> [ACTIVITY] Search the listing below for the string "JSON" and copy every line where it occurs.

> [EXERCISE DATA]
== Segment start ==

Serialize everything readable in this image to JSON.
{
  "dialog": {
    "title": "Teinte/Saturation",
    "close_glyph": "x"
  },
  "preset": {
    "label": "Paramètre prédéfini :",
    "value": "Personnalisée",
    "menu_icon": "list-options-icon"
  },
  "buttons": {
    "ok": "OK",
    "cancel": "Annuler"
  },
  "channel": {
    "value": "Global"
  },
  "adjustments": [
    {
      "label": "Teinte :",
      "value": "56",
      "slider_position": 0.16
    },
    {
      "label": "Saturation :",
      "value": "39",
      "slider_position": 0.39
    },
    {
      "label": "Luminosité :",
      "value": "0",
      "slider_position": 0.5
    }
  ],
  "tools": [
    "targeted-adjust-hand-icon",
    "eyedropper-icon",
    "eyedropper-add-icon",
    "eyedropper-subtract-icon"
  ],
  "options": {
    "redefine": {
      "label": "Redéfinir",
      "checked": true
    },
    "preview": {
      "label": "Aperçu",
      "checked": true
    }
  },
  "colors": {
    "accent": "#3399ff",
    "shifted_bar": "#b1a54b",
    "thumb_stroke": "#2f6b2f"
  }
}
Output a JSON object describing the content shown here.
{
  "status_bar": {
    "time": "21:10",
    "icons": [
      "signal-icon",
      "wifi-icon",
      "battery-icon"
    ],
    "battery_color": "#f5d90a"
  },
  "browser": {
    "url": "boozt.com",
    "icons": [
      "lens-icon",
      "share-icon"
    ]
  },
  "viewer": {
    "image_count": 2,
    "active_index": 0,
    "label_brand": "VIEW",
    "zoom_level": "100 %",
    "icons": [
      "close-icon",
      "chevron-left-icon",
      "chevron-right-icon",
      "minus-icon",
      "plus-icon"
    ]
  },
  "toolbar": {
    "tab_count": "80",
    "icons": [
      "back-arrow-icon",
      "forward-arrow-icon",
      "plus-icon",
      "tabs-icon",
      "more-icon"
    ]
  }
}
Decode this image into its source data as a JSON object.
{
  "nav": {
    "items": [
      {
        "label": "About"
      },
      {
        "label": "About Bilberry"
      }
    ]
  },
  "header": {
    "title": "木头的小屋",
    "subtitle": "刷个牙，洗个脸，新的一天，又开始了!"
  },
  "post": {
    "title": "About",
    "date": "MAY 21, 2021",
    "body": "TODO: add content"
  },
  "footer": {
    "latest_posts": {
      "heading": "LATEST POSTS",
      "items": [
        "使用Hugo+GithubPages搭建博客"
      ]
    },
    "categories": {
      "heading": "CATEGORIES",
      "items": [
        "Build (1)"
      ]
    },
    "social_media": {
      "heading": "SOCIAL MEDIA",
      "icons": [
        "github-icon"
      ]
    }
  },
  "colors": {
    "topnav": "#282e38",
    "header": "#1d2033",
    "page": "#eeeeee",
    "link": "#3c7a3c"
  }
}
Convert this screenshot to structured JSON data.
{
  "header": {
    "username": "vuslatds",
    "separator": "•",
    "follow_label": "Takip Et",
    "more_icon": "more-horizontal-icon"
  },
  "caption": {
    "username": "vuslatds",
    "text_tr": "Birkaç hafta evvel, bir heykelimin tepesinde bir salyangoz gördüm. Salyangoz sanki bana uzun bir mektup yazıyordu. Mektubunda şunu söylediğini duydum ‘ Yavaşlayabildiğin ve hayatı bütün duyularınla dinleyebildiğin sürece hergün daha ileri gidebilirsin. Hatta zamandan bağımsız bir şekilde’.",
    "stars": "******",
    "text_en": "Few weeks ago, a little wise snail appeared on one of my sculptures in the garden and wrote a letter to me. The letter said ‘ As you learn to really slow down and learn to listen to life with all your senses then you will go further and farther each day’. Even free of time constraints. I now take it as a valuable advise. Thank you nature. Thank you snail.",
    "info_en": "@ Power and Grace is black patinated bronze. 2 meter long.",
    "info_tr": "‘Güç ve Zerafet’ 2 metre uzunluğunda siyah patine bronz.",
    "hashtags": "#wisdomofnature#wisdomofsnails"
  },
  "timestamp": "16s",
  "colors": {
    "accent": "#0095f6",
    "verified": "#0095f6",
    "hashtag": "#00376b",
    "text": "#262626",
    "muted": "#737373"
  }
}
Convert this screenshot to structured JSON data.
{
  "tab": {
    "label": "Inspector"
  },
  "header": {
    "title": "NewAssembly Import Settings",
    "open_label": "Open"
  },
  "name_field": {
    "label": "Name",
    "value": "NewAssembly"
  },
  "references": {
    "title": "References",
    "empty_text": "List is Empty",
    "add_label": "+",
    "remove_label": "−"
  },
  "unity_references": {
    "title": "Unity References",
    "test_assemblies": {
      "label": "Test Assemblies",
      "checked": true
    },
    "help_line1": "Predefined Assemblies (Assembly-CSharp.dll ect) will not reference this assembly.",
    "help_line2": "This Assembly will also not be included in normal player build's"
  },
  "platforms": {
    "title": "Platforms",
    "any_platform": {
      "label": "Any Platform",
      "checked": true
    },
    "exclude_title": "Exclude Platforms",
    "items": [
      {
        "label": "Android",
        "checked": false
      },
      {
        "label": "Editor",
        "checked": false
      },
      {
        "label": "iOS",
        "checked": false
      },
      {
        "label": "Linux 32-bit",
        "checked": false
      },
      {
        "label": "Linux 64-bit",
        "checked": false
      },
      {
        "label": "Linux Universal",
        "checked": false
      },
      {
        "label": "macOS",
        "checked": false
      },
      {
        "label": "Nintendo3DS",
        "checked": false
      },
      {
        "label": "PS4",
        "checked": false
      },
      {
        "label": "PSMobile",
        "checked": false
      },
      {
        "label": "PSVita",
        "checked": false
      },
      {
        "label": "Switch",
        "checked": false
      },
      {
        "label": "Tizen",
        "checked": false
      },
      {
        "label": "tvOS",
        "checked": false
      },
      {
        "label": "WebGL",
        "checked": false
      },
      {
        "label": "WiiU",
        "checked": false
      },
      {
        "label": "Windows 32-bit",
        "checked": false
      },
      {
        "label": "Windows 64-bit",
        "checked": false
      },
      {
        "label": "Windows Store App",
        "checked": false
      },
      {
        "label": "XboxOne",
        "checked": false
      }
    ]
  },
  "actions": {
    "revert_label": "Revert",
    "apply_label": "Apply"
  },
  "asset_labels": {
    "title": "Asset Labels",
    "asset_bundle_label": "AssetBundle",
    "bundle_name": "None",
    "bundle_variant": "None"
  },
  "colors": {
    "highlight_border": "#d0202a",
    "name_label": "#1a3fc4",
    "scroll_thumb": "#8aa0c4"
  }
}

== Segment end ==

> [SOLVED EXERCISE]
Serialize everything readable in this image to JSON.
Output a JSON object describing the content shown here.
Decode this image into its source data as a JSON object.
Convert this screenshot to structured JSON data.
Convert this screenshot to structured JSON data.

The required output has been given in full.